Everything about this was incredible, and I really couldn't stop reading it. Bechdel's comic memoir focuses on her relationship with her family, and pEverything about this was incredible, and I really couldn't stop reading it. Bechdel's comic memoir focuses on her relationship with her family, and particularly her father, and the way that those relationships have influenced her life. She movingly and sensitively tells us about her father, a high school English teacher, collector of antiques, and closeted homosexual, in his terms: through the lens of Proust, Fitzgerald, and Joyce (it made me want to read Ulysses! Ahh!) The illustrations are simple, and for awhile put me off from reading the book. However, once I got into it I noticed the expressiveness and the subtlety of her drawings, conveying the details of her home and the complex emotions wrapped up in all of her (or anybody's) memories of family life.
If anybody ever wants to roll their eyes about comics being a legitimate art form again, they just need to read this and shut the hell up....more
I was a huge fan of the Punisher when I was a kid, and I checked this book out from the library to try to remember why. It was written by Garth EnnisI was a huge fan of the Punisher when I was a kid, and I checked this book out from the library to try to remember why. It was written by Garth Ennis with art by Steve Dillon, the kick-ass creative team behind the Preacher series, so I thought it might be fun.
The thing is, Punisher's not fun. He's sadistic and twisted and motivated purely by hate. This makes spending 12 issues of a comic book series (or even one issue) really disturbing to me now (after making a Punisher Halloween costume when I was 10). I'm not even talking about morality or ethics or anything like that. I'm talking about finding pleasure in a stupid comic.
And I still can't tell you why I liked this stuff so much as a kid. I guess it was just a matter of having inflated juvenile power fantasies and thinking guns were cool (which I definitely do not any more).

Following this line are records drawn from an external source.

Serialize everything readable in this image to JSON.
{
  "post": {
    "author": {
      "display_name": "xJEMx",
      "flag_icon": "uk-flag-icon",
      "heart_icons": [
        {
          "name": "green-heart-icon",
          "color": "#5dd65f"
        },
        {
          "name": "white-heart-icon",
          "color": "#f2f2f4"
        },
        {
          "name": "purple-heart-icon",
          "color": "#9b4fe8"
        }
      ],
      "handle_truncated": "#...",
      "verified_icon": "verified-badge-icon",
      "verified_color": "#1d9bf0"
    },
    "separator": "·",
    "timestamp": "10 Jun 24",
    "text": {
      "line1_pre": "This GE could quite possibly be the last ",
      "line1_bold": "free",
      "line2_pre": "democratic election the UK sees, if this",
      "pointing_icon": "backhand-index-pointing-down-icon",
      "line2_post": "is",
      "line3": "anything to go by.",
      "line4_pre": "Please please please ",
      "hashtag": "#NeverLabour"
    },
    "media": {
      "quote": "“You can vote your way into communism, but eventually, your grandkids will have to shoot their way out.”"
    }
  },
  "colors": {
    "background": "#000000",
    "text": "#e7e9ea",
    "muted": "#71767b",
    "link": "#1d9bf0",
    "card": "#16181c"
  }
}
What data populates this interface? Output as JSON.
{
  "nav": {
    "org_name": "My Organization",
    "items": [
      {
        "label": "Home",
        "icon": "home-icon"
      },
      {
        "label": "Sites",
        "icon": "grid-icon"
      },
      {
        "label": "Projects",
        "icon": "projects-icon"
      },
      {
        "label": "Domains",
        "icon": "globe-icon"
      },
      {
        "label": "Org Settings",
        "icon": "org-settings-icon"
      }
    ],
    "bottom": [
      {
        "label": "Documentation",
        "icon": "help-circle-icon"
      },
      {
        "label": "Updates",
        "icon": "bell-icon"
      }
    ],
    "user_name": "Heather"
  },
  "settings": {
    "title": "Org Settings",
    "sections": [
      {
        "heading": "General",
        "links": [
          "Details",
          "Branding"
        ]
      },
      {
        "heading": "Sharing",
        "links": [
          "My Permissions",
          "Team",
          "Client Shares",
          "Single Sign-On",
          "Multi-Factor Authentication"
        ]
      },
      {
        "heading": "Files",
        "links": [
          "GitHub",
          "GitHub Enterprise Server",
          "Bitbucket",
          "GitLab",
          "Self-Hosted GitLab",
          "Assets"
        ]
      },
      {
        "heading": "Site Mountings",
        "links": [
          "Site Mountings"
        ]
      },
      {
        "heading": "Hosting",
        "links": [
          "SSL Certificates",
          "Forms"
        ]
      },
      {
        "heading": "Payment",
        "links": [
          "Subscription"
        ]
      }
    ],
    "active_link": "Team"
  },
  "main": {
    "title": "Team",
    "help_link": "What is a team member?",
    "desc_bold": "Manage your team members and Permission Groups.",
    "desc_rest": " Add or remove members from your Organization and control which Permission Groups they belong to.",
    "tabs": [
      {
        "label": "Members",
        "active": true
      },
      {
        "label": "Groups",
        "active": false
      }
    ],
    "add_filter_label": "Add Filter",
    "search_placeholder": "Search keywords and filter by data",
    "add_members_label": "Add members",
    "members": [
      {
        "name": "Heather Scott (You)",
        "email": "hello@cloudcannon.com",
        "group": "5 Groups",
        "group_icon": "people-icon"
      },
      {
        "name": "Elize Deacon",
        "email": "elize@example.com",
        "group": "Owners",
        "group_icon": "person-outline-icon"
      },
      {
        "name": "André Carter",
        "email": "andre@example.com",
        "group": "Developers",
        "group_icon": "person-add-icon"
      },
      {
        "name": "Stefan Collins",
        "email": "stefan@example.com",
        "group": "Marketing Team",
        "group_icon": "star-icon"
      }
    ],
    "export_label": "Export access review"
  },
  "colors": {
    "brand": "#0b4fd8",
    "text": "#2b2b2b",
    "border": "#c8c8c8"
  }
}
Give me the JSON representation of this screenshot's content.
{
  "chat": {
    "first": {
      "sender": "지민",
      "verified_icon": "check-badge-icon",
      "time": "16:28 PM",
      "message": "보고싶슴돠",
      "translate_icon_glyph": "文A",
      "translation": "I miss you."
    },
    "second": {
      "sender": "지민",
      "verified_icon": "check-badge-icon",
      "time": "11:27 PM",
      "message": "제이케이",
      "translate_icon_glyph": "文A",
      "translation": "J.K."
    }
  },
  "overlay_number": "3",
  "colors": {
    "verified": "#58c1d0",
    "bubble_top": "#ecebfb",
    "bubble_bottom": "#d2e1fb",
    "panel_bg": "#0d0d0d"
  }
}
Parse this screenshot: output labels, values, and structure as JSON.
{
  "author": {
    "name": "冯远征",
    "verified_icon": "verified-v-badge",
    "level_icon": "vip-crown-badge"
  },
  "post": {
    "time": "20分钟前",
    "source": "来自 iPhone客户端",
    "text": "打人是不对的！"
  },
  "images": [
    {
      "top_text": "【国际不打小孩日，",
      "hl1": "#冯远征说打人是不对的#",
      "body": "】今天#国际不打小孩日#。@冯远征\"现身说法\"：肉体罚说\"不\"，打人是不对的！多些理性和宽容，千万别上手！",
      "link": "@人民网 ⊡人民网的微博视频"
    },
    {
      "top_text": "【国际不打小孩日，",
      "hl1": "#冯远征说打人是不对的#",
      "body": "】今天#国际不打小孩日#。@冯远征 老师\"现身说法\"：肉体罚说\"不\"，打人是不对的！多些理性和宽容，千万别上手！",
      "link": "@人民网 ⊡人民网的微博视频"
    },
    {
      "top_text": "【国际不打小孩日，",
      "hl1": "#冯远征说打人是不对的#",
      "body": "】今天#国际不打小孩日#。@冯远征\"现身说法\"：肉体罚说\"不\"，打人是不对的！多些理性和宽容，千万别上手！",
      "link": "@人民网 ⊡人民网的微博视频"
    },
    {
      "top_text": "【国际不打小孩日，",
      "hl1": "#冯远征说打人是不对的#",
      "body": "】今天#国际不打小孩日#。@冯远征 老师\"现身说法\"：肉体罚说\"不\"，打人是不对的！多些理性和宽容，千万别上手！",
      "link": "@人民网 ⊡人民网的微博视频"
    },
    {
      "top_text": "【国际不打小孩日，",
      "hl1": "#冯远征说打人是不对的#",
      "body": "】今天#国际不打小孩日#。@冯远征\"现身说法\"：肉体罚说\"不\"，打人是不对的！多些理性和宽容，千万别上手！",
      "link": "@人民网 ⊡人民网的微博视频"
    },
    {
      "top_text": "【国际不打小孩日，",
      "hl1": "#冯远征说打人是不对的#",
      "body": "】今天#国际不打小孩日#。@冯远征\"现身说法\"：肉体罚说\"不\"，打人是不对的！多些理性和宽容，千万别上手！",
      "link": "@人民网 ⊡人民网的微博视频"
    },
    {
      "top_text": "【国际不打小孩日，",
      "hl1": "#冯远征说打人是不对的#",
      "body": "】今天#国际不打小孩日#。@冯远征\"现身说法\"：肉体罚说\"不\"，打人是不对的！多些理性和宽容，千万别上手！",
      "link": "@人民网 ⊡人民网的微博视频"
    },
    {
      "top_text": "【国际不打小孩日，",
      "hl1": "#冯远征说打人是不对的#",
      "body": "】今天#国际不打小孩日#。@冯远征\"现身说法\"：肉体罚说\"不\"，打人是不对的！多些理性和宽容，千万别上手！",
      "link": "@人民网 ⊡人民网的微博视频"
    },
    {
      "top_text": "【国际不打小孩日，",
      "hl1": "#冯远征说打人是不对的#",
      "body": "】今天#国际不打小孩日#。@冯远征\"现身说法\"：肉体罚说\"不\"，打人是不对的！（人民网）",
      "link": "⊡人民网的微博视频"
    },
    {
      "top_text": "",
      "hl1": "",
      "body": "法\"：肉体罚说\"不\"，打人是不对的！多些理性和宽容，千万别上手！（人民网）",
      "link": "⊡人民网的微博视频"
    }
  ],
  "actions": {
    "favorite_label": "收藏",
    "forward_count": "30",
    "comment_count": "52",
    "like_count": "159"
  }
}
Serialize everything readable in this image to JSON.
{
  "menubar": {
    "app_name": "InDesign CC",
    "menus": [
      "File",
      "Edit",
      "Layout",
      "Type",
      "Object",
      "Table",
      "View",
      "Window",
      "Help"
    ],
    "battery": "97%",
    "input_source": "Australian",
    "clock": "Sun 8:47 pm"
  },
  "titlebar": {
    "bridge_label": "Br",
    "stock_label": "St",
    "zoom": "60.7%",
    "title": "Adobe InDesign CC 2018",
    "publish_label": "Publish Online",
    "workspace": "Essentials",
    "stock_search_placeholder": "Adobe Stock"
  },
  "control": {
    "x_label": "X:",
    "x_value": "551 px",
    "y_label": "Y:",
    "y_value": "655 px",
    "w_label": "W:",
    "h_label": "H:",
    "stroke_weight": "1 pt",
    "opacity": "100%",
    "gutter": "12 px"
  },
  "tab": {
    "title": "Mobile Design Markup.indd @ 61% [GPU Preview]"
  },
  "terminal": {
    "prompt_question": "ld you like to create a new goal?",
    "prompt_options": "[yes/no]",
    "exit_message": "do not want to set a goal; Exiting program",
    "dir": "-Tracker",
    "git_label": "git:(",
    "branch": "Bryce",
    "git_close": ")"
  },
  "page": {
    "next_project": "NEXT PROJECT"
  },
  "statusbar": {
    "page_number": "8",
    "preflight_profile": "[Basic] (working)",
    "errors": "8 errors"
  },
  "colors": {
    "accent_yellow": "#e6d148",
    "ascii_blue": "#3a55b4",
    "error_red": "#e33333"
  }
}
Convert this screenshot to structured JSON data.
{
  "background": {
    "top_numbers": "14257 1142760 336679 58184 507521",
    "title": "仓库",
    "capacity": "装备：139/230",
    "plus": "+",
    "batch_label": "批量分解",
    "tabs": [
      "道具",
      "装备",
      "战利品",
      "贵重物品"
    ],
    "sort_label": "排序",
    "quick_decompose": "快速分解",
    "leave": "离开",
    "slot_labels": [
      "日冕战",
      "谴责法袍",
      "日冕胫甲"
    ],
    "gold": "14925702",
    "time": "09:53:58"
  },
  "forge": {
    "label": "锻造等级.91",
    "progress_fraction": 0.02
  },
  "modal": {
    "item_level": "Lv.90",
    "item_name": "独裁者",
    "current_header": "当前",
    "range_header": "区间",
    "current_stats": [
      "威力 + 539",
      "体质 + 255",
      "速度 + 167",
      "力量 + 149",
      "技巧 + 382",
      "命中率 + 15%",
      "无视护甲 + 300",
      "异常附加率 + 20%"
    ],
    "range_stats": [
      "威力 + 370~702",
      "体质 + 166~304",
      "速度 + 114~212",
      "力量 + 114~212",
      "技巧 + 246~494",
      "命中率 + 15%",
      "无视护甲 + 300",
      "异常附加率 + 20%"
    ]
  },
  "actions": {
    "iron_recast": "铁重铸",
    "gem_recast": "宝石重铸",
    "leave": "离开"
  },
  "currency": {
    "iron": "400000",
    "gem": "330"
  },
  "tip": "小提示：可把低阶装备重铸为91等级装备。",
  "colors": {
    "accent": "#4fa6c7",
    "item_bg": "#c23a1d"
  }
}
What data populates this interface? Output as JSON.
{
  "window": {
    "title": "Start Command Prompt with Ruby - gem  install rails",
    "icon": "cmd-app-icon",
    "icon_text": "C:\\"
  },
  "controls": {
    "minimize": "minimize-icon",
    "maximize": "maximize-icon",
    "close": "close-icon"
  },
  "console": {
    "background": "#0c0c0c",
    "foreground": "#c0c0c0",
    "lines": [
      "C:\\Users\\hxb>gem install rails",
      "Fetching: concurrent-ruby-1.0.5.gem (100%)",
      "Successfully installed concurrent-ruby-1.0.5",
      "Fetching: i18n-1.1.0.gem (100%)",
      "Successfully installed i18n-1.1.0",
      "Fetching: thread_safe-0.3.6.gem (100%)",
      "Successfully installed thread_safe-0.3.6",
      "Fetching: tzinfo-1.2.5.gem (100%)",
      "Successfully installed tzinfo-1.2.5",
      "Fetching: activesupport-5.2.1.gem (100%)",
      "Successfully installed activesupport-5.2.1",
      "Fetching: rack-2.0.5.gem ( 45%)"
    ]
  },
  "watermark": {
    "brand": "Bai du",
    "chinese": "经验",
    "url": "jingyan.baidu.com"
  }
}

And I think it's interesting that I am still very much a fan of my other childhood favorite vigilante Batman. Punisher and Batman have almost the same origin story and the same calculated and almost clinical approach to what they do. The difference is that Batman wrestles with the choice all the time. Punisher has left choice behind: There's nothing he can do except gun down criminals. There's no tension and no humanity in his character, so the only boundary there is for a writer to push is how sadistic they can make him and how many creative ways they can come up with for him to kill people. Yawn....more
Guess what? Identity politics, the lack of an industrial economy, and too much education are making young Americans into a bunch of whiny, self-obsessGuess what? Identity politics, the lack of an industrial economy, and too much education are making young Americans into a bunch of whiny, self-obsessed assholes!
Tomine has a great illustrative form. His lines are clean, his characters are clear and expressive, and the way that he uses and conveys beats in scenes between his characters is impressive. However, despite some incisive and biting commentary about relationships between twenty- and thirtysomethings (some of which admittedly cut pretty close to the bone for me), the characters in this comic are so selfish and stupid that it's a drag to read....more